Kogon sends Amherst's sympathy to victims of Quebec City shooting

Vigil planned for Friday at First Baptist Church


Published on February 1, 2017

Amherst Mayor Dr. David Kogon signs a book of condolence at town hall. Books of condolence are located at town hall and the Amherst Stadium and a vigil is planned for Friday at noon at Amherst First Baptist Church.

©Submitted

AMHERST, N.S. – Amherst’s mayor is very familiar with religious persecution.

Dr. David Kogon is proud of his Jewish heritage and feels for the victims of last week’s shooting at a mosque in Quebec City and its impact on the Muslim community.

As a Canadian I am ashamed this cowardly act took place in our country. As a Canadian Jew I am saddened that people of all faiths still do not have the freedom to practice their religion without fear of violence. Dr. David Kogon, Amherst Mayor

“Canada is a haven people come to escape religious persecution and now they’re being attacked because of the religion they’re practising. That’s a sad, sad statement and I feel shame as a Canadian,” Kogon.

Kogon’s four grandparents came to Canada early in the 1900s to escape Jewish pogroms in Odessa it what was the Russian Empire and is now the Ukraine. At that time, people were being discriminated against and killed because of their Jewish faith.

“People were being killed because they were Jewish so they chose to come to Canada because it was and still is a haven,” Kogon said. “When the Second World War happened my people were already settled in Canada, but there were family members by marriage who were concentration camp detainees. Religious persecution is very personal for me.”

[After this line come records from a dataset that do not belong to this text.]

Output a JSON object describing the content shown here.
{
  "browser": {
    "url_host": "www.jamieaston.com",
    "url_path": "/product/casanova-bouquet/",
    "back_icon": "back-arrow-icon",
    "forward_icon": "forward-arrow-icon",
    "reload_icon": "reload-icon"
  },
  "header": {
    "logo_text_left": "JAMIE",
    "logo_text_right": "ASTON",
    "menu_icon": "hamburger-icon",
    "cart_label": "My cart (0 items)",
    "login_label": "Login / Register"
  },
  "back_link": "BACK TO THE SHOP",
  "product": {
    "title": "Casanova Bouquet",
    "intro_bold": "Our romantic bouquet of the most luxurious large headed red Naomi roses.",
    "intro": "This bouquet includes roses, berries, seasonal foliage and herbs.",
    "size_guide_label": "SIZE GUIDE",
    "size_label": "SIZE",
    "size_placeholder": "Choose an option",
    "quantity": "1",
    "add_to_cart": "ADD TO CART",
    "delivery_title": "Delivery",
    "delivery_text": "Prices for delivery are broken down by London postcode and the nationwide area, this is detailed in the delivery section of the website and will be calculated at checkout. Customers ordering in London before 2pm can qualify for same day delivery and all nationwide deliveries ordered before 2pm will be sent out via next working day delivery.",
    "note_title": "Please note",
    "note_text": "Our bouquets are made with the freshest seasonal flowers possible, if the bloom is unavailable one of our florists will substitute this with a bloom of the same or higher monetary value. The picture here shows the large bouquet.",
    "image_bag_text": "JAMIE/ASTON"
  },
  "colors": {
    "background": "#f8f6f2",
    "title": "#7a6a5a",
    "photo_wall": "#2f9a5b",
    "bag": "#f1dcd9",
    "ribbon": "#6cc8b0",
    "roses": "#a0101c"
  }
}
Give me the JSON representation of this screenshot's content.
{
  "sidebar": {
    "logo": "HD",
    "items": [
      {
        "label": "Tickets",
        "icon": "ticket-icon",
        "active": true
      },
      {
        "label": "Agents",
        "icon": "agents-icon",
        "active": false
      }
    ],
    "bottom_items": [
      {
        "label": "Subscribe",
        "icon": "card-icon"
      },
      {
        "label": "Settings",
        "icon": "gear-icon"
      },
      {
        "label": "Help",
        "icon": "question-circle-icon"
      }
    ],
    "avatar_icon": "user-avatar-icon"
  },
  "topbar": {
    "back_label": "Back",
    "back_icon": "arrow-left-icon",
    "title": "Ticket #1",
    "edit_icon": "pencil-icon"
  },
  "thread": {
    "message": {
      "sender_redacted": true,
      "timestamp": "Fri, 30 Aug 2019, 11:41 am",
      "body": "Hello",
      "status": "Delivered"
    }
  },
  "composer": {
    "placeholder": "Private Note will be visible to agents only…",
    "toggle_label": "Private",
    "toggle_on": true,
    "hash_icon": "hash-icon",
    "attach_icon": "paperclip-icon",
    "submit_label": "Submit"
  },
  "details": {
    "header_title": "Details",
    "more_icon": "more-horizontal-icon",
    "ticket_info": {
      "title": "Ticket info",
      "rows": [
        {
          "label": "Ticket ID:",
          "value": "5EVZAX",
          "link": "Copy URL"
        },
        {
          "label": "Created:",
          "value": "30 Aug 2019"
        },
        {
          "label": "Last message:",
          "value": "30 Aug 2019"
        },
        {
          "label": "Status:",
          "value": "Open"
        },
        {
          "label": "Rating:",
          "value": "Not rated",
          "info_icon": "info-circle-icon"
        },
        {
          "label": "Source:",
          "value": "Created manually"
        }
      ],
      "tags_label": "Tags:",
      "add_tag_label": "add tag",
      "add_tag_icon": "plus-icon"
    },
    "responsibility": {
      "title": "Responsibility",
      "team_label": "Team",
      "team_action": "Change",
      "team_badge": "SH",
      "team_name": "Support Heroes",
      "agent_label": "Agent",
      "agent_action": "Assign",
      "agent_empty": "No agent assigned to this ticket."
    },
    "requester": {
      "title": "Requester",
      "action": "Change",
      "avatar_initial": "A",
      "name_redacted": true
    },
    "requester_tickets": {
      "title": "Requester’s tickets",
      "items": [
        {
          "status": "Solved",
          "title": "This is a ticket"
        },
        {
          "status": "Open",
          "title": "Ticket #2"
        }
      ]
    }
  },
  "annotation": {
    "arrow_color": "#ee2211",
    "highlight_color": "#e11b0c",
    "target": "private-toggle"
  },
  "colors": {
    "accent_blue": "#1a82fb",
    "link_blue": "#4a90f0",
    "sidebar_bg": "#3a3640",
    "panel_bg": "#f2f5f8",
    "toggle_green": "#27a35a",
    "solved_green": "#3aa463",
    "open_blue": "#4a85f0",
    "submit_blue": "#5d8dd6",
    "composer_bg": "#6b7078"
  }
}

Six people were killed in the shooting in Quebec’s capital city in what Prime Minister Justin Trudeau has called a terrorist attack.

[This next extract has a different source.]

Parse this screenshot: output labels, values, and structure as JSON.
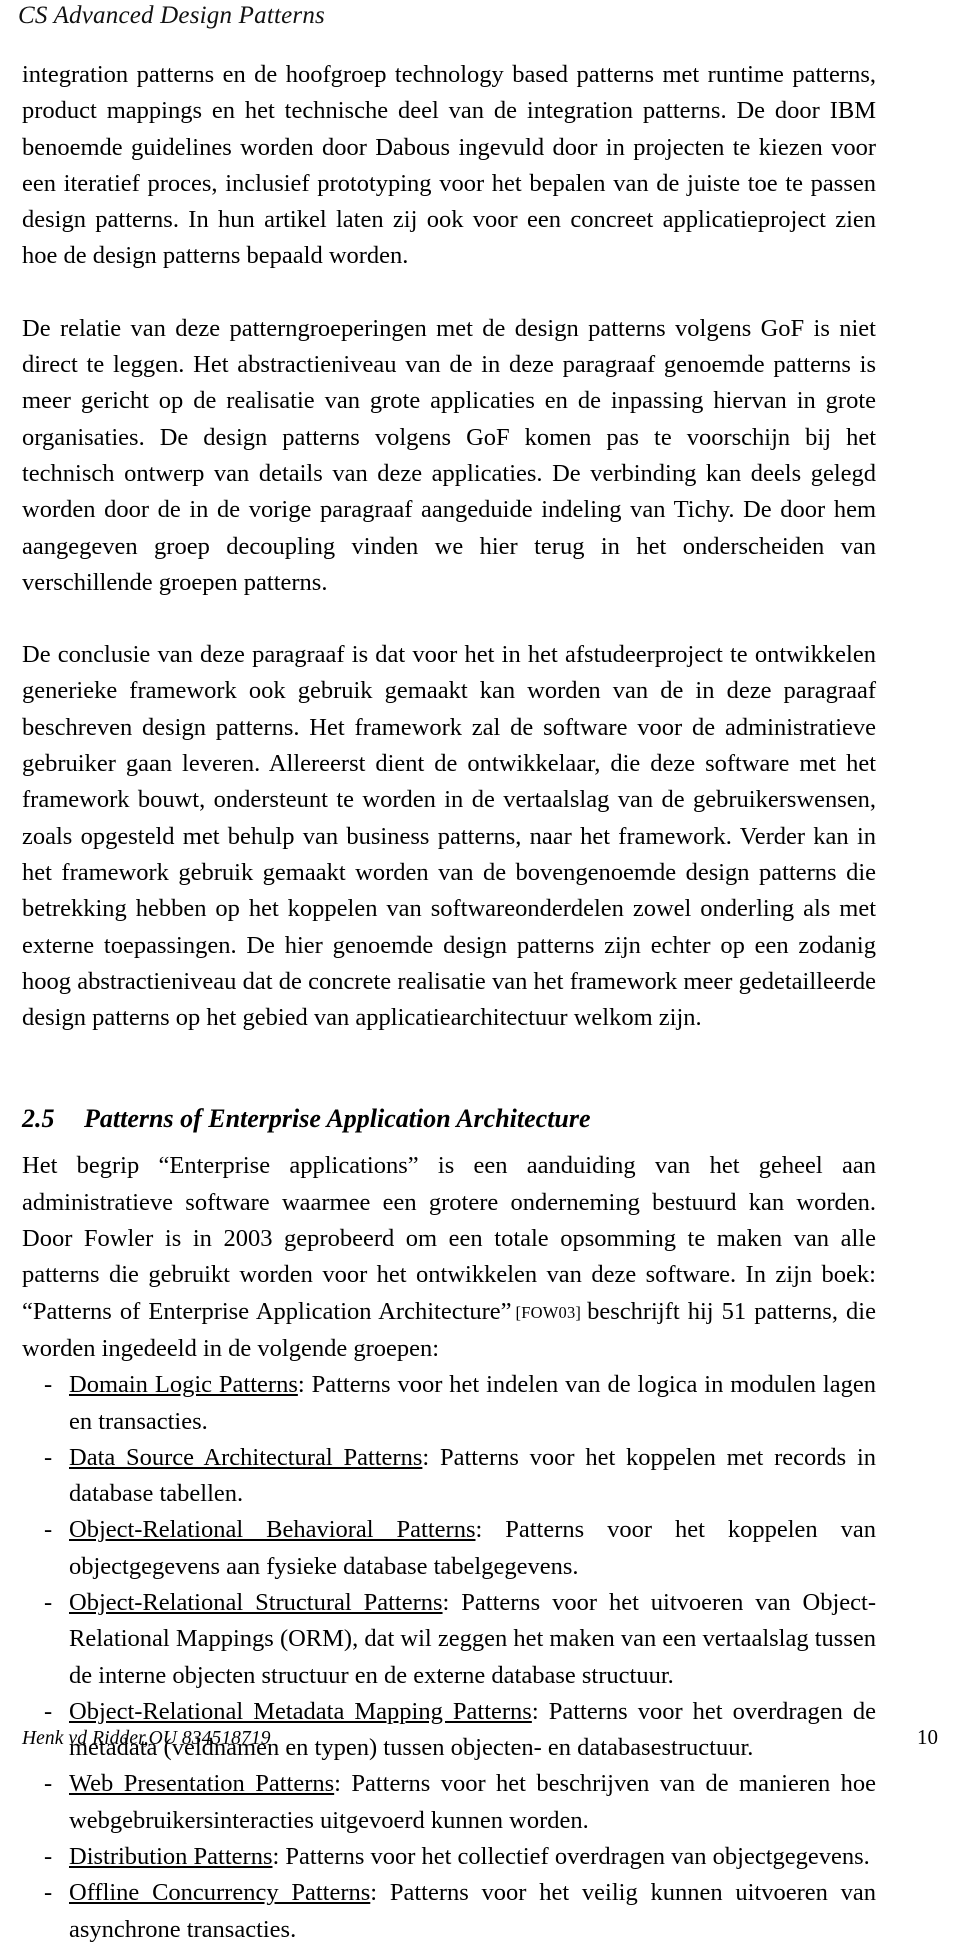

The shooter, Alexandre Bissonnette, is facing six counts of first-degree murder.

“On behalf of the citizens of Amherst, I want to send sincere condolences to the Muslim community in Quebec City and throughout the country,” Kogon said. “As a Canadian I am ashamed this cowardly act took place in our country. As a Canadian Jew I am saddened that people of all faiths still do not have the freedom to practice their religion without fear of violence.

“We want to send the message that we stand together with them and fight for freedom.”

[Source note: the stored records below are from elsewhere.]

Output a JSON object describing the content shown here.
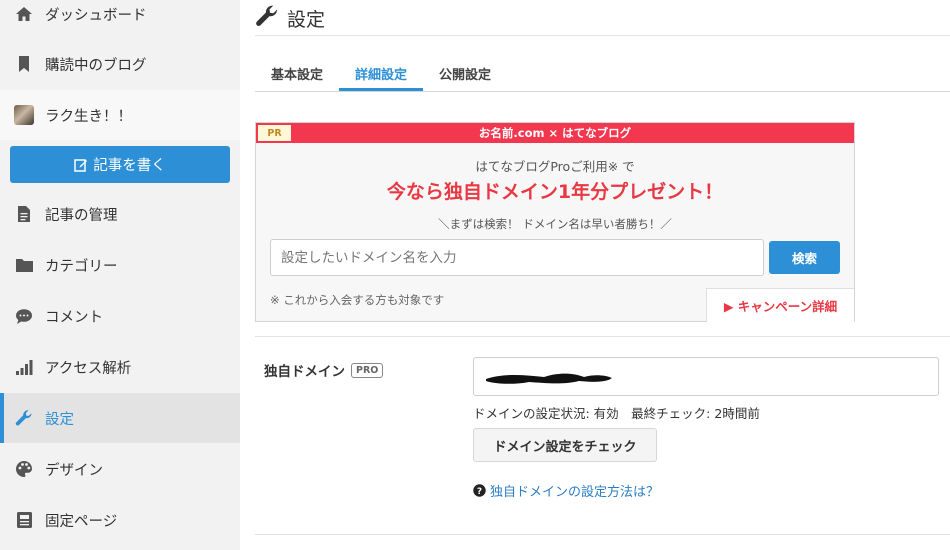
{
  "sidebar": {
    "items": [
      {
        "label": "ダッシュボード",
        "icon": "home-icon"
      },
      {
        "label": "購読中のブログ",
        "icon": "bookmark-icon"
      },
      {
        "label": "ラク生き！！",
        "icon": "blog-avatar"
      },
      {
        "label": "記事の管理",
        "icon": "document-icon"
      },
      {
        "label": "カテゴリー",
        "icon": "folder-icon"
      },
      {
        "label": "コメント",
        "icon": "comment-icon"
      },
      {
        "label": "アクセス解析",
        "icon": "bar-chart-icon"
      },
      {
        "label": "設定",
        "icon": "wrench-icon",
        "active": true
      },
      {
        "label": "デザイン",
        "icon": "palette-icon"
      },
      {
        "label": "固定ページ",
        "icon": "page-icon"
      }
    ],
    "write_button": "記事を書く"
  },
  "header": {
    "title": "設定"
  },
  "tabs": [
    {
      "label": "基本設定"
    },
    {
      "label": "詳細設定",
      "active": true
    },
    {
      "label": "公開設定"
    }
  ],
  "promo": {
    "badge": "PR",
    "bar_text": "お名前.com × はてなブログ",
    "subtitle": "はてなブログProご利用※ で",
    "headline": "今なら独自ドメイン1年分プレゼント！",
    "note": "＼まずは検索！ ドメイン名は早い者勝ち！／",
    "input_placeholder": "設定したいドメイン名を入力",
    "search_button": "検索",
    "footnote": "※ これから入会する方も対象です",
    "campaign_link": "▶ キャンペーン詳細"
  },
  "domain_section": {
    "label": "独自ドメイン",
    "pro_badge": "PRO",
    "status_text": "ドメインの設定状況: 有効　最終チェック: 2時間前",
    "check_button": "ドメイン設定をチェック",
    "help_link": "独自ドメインの設定方法は？"
  },
  "colors": {
    "accent": "#2d8fd5",
    "promo_red": "#f2374f",
    "headline_red": "#e83843",
    "sidebar_bg": "#f2f2f2"
  }
}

Flags in Amherst have been lowered to half-staff and books of condolence have been placed at town hall and the Amherst Stadium.

A vigil is being organized for noon Friday at the Amherst First Baptist Church.

Rev. Byron Corkum said the vigil will only be 15 to 20 minutes in duration and will feature comments from the mayor, MLA Terry Farrell and Rev. Nigel Weaver on behalf of the Amherst and Area Ministerial Association.

Corkum said the vigil is open the public and is encouraging people to attend to pay their respects to the victims and those affected.

Cumberland-Colchester MP Bill Casey also issued a statement on the shooting saying he is deeply saddened.

“This hate crime, this act of terrorism does not reflect the Canada I know and want for our children and grandchildren,” Casey said. “To commit this act in a place of worship shocks the conscience of every right-thinking person. It is to be condemned in the strongest terms and the perpetrator brought to justice.”

Casey said he’s privileged to work with and represent Muslim Canadians. He said they are among the hardest-working and most peace-loving Canadians he knows.

“International events have stirred strong emotions, but Canada must remain a standard-bearer of peace and tolerance. Canada will not be dragged down by hate and fear. We will stick to our principles and stock together and be the example the world needs.

darrell.cole@tc.tc

Twitter: @ADNdarrell